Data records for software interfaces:

------

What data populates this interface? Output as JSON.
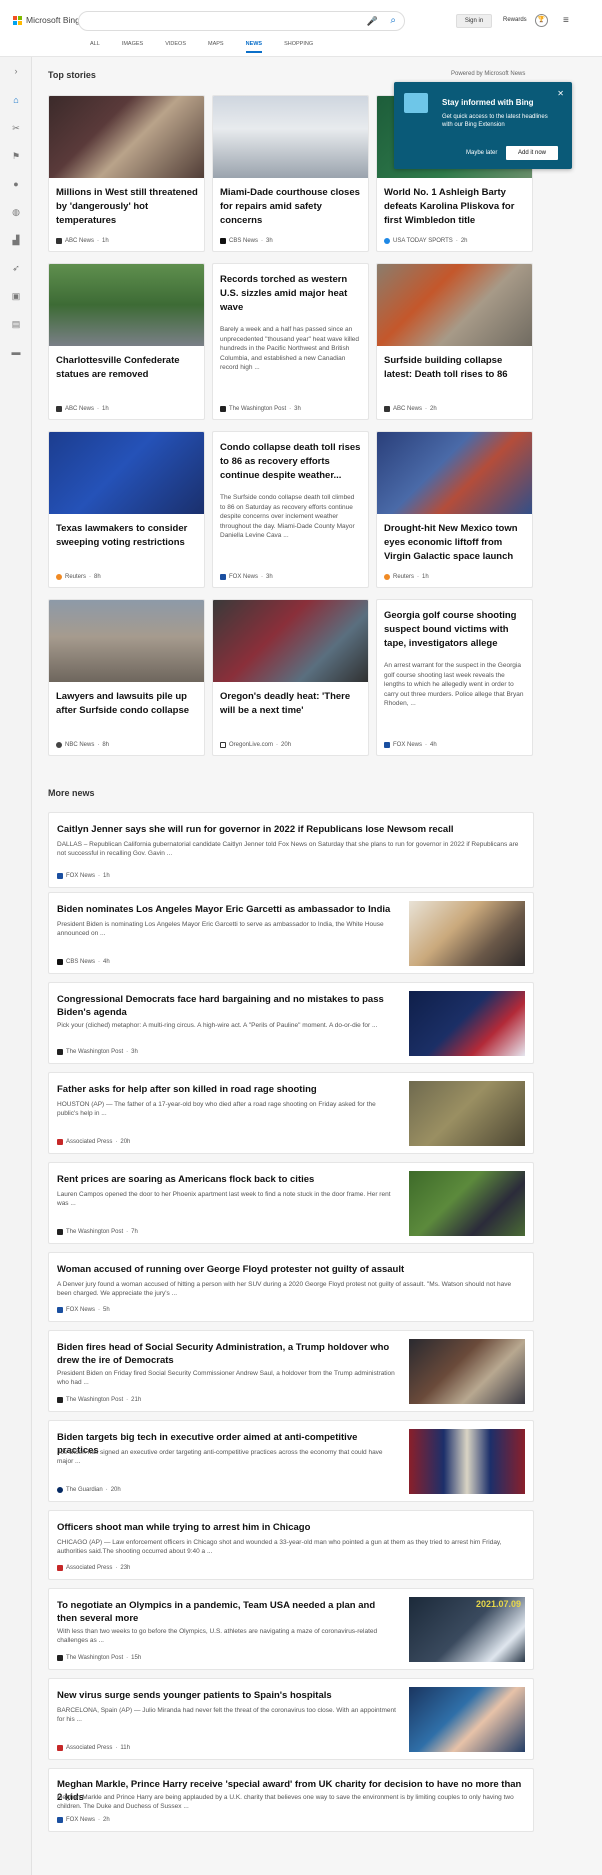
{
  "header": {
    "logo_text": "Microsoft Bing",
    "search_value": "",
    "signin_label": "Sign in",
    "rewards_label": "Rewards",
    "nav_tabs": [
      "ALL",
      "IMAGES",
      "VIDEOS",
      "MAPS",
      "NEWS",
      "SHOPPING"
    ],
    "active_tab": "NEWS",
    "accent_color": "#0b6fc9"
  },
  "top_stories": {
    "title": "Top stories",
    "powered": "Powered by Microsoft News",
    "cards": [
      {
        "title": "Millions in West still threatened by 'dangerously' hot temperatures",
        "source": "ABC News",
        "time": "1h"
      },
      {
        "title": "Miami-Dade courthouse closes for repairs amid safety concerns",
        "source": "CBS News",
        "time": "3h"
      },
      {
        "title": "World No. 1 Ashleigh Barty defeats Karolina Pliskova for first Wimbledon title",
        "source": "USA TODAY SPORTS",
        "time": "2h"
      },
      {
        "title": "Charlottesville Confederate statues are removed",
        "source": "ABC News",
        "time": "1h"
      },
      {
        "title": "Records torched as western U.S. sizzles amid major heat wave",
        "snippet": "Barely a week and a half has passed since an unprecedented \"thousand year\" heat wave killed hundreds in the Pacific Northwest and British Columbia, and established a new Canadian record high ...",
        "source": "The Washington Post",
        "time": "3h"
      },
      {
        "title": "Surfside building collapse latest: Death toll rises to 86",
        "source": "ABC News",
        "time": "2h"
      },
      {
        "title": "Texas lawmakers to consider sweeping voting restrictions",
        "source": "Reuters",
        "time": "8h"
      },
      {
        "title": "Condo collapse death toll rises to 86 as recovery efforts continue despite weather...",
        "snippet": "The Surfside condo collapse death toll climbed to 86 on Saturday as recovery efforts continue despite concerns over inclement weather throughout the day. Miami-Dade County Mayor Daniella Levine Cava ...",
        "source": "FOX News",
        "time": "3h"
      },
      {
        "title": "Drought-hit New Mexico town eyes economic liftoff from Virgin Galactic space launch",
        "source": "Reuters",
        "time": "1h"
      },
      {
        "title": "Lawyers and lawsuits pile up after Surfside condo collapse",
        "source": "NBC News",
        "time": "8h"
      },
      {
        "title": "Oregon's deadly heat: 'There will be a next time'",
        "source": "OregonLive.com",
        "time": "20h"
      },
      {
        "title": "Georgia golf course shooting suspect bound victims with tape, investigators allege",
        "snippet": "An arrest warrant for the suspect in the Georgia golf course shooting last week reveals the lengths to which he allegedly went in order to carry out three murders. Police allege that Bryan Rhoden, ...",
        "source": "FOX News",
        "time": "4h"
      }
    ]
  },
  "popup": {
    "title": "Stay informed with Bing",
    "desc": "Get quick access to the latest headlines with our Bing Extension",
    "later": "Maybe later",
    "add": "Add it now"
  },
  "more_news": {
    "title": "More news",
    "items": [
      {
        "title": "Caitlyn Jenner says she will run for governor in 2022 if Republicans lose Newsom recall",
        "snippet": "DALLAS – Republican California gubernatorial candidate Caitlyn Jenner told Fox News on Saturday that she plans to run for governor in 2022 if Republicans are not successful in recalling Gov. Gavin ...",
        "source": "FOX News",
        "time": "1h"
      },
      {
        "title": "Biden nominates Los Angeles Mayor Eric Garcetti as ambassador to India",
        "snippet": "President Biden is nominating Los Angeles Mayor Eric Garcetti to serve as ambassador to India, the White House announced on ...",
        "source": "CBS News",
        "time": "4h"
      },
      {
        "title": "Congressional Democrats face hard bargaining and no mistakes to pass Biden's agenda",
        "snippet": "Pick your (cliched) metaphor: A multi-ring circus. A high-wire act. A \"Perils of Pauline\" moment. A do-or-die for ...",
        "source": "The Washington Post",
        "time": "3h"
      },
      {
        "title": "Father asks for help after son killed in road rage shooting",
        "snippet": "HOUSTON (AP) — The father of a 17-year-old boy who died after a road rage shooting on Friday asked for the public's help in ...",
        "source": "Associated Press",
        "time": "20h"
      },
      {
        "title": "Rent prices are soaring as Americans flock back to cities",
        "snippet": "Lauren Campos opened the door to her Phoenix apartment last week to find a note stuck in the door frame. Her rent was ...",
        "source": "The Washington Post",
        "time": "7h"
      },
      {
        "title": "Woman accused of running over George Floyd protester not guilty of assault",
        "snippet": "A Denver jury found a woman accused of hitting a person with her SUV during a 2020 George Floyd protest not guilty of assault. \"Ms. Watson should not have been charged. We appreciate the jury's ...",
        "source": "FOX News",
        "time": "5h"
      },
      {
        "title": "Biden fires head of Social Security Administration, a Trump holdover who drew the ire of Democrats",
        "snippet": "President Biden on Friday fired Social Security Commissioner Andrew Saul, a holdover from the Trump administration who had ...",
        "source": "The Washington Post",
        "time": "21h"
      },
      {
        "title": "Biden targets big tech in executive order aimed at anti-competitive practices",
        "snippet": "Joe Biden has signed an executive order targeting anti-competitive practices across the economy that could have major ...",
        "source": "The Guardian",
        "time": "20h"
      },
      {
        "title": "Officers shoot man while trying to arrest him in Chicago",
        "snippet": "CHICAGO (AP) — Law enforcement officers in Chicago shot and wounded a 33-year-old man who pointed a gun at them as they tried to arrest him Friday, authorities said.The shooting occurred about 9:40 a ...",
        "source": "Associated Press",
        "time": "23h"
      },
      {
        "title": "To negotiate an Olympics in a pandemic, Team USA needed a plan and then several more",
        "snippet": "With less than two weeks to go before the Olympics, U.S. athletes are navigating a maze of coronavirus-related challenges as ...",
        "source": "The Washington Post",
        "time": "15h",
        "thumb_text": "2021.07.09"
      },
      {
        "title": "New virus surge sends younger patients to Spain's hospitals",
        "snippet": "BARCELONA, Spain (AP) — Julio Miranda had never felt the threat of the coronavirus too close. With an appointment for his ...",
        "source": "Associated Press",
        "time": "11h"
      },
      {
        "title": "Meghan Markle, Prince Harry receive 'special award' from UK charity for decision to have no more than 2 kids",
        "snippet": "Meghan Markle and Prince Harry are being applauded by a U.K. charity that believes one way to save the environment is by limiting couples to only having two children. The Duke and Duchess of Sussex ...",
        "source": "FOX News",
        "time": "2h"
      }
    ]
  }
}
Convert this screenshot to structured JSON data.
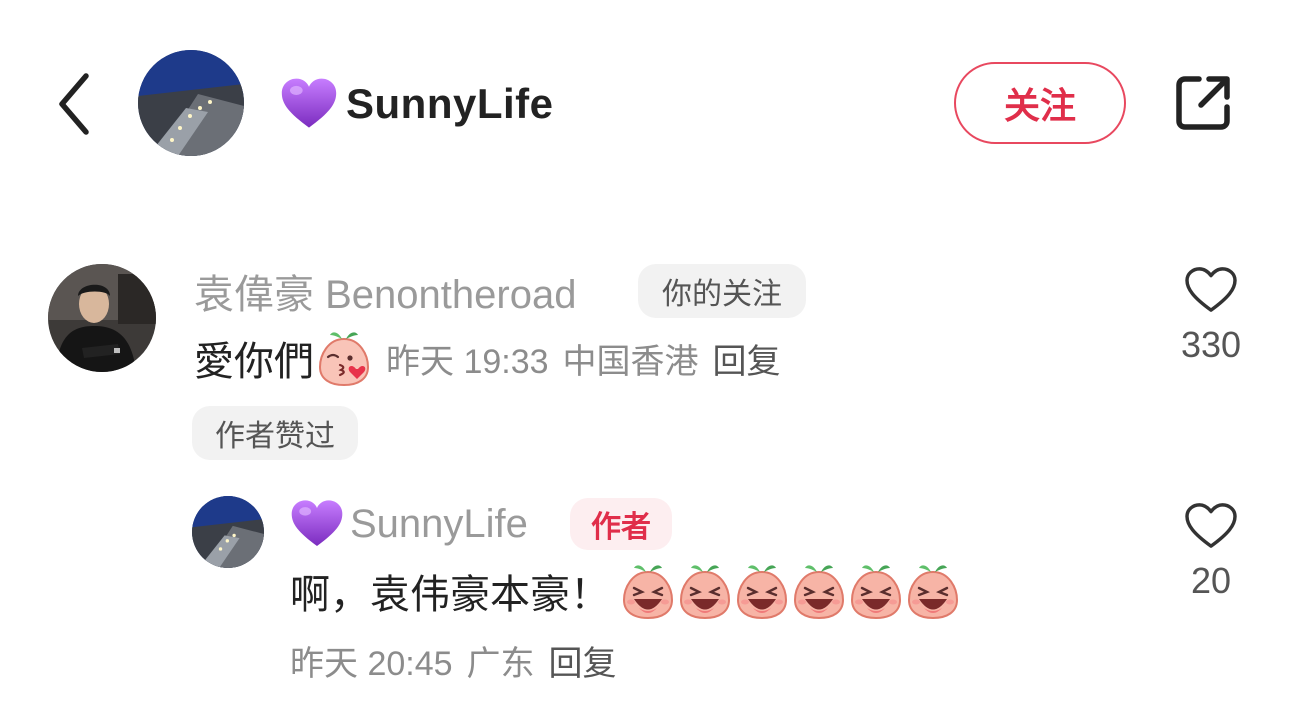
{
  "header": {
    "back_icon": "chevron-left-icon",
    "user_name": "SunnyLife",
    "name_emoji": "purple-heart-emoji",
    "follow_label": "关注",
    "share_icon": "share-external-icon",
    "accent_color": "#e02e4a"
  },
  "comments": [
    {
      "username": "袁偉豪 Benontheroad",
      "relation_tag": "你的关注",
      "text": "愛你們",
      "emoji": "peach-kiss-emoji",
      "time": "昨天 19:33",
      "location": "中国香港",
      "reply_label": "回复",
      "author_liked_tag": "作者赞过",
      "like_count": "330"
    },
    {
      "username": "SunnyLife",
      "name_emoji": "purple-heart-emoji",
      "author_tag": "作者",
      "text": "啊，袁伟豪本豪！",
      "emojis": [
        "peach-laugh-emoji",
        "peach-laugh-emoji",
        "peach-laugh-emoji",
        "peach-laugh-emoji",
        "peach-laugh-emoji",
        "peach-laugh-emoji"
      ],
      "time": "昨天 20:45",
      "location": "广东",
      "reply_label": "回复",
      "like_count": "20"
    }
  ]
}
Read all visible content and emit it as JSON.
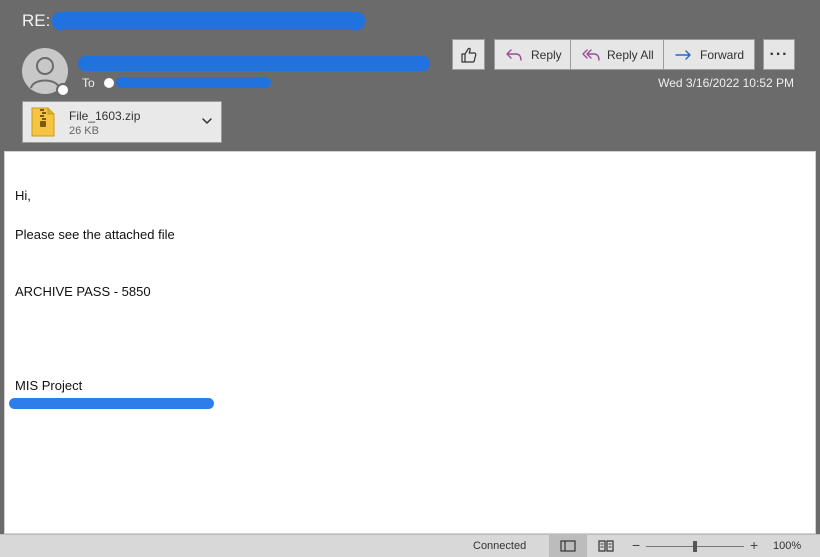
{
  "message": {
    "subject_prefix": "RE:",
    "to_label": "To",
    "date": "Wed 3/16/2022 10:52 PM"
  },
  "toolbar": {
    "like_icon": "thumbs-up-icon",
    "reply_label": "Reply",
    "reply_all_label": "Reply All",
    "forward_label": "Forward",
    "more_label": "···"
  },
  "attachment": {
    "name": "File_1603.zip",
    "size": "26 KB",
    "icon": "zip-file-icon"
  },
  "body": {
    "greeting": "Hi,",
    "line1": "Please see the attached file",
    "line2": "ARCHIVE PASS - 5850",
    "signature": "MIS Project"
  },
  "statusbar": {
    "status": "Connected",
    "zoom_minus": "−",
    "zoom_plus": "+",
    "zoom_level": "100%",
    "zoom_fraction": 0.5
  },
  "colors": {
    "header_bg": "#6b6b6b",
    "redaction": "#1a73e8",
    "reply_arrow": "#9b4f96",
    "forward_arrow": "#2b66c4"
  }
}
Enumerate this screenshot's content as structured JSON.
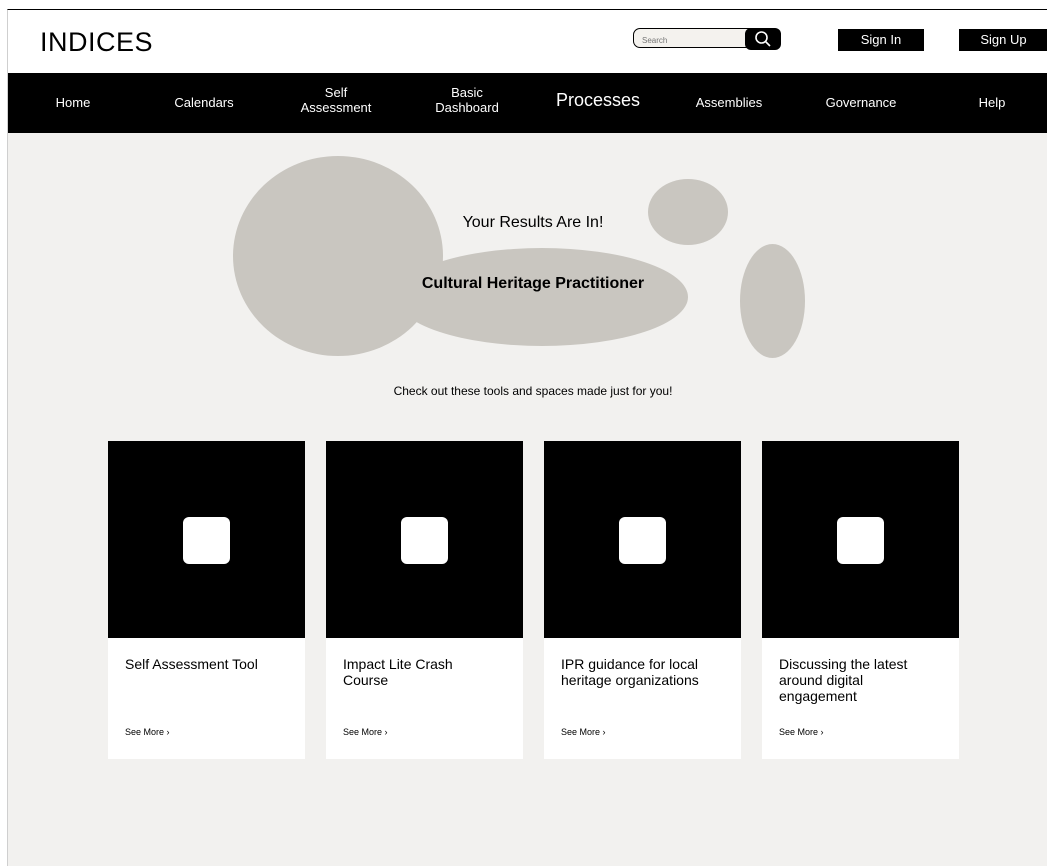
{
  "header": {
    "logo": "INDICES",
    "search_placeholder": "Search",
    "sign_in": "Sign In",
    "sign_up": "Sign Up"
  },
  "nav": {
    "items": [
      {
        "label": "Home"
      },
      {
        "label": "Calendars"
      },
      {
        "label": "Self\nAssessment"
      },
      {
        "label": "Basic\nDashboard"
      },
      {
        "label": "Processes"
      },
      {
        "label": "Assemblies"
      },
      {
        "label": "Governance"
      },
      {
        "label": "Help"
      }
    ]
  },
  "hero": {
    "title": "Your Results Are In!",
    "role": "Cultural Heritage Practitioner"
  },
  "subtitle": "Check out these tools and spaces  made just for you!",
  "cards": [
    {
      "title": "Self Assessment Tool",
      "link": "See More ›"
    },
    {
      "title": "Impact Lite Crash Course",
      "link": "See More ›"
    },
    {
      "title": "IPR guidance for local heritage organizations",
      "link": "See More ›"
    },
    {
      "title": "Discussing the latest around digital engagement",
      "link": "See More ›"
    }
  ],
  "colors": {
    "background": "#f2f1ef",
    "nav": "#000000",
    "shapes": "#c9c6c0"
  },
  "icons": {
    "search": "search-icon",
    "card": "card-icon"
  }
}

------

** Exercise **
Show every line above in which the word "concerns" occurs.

** Output **
        "title": "Miami-Dade courthouse closes for repairs amid safety concerns",
        "snippet": "The Surfside condo collapse death toll climbed to 86 on Saturday as recovery efforts continue despite concerns over inclement weather throughout the day. Miami-Dade County Mayor Daniella Levine Cava ...",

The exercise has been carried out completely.